**Exercise materials**
== Segment start ==

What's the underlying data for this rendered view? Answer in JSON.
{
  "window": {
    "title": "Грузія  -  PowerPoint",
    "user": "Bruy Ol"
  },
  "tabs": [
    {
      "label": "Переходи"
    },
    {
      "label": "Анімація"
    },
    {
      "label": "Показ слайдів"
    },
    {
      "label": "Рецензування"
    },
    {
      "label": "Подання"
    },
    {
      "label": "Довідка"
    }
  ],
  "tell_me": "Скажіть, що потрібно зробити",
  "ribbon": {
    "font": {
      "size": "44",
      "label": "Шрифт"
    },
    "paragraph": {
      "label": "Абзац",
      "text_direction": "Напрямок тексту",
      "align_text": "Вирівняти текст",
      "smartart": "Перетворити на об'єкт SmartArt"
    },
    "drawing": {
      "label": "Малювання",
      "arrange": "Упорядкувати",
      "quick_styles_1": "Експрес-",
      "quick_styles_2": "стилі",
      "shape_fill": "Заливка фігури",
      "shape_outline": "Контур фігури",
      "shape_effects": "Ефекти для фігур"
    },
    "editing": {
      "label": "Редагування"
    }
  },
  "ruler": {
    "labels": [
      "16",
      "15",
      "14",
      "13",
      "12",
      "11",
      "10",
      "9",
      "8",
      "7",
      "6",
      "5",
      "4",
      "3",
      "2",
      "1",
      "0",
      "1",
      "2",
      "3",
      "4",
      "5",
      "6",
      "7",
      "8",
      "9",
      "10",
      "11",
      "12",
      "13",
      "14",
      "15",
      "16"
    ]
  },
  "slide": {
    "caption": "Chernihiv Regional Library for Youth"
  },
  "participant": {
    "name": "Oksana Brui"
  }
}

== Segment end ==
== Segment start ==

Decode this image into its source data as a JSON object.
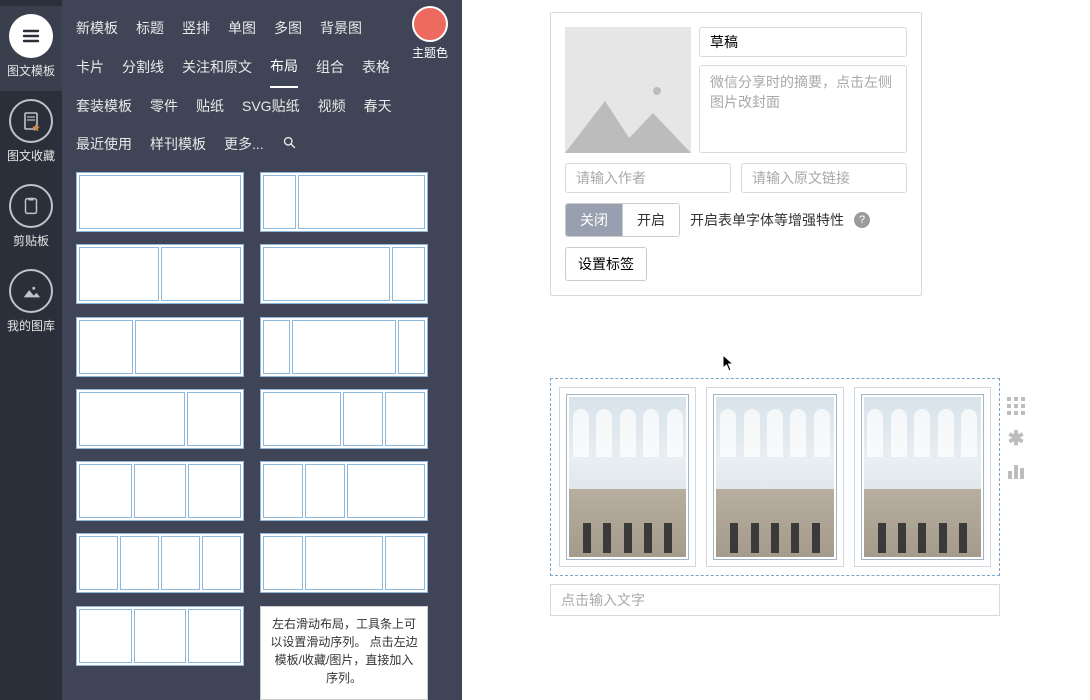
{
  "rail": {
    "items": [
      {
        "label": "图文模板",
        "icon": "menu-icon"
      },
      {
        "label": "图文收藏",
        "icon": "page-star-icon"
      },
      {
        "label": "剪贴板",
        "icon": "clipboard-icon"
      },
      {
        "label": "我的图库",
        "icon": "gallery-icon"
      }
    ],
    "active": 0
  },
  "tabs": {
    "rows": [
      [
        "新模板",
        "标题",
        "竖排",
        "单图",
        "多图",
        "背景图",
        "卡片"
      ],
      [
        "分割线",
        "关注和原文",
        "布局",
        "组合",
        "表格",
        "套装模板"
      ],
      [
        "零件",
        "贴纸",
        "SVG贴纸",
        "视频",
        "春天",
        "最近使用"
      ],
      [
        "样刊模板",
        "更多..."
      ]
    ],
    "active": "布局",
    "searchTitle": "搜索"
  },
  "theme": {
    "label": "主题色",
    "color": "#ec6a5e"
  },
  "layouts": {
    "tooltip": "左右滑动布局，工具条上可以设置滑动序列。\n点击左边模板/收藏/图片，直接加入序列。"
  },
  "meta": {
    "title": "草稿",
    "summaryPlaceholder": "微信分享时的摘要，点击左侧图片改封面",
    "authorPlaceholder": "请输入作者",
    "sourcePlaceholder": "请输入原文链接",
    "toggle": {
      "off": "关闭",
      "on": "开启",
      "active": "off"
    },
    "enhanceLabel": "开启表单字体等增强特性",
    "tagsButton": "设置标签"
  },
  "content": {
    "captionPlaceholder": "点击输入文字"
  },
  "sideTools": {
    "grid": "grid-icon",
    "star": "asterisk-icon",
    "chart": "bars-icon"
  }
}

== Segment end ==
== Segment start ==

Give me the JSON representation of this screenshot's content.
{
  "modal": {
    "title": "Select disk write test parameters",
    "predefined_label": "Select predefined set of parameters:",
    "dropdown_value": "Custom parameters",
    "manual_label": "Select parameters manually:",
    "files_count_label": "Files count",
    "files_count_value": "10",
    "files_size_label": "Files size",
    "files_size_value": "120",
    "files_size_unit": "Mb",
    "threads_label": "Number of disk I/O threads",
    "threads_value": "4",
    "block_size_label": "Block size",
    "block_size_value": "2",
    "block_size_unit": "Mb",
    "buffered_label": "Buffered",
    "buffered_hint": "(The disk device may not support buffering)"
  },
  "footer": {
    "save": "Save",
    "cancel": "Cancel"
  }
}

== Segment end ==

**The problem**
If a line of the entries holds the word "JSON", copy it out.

**Expected output**
What's the underlying data for this rendered view? Answer in JSON.
Decode this image into its source data as a JSON object.
Give me the JSON representation of this screenshot's content.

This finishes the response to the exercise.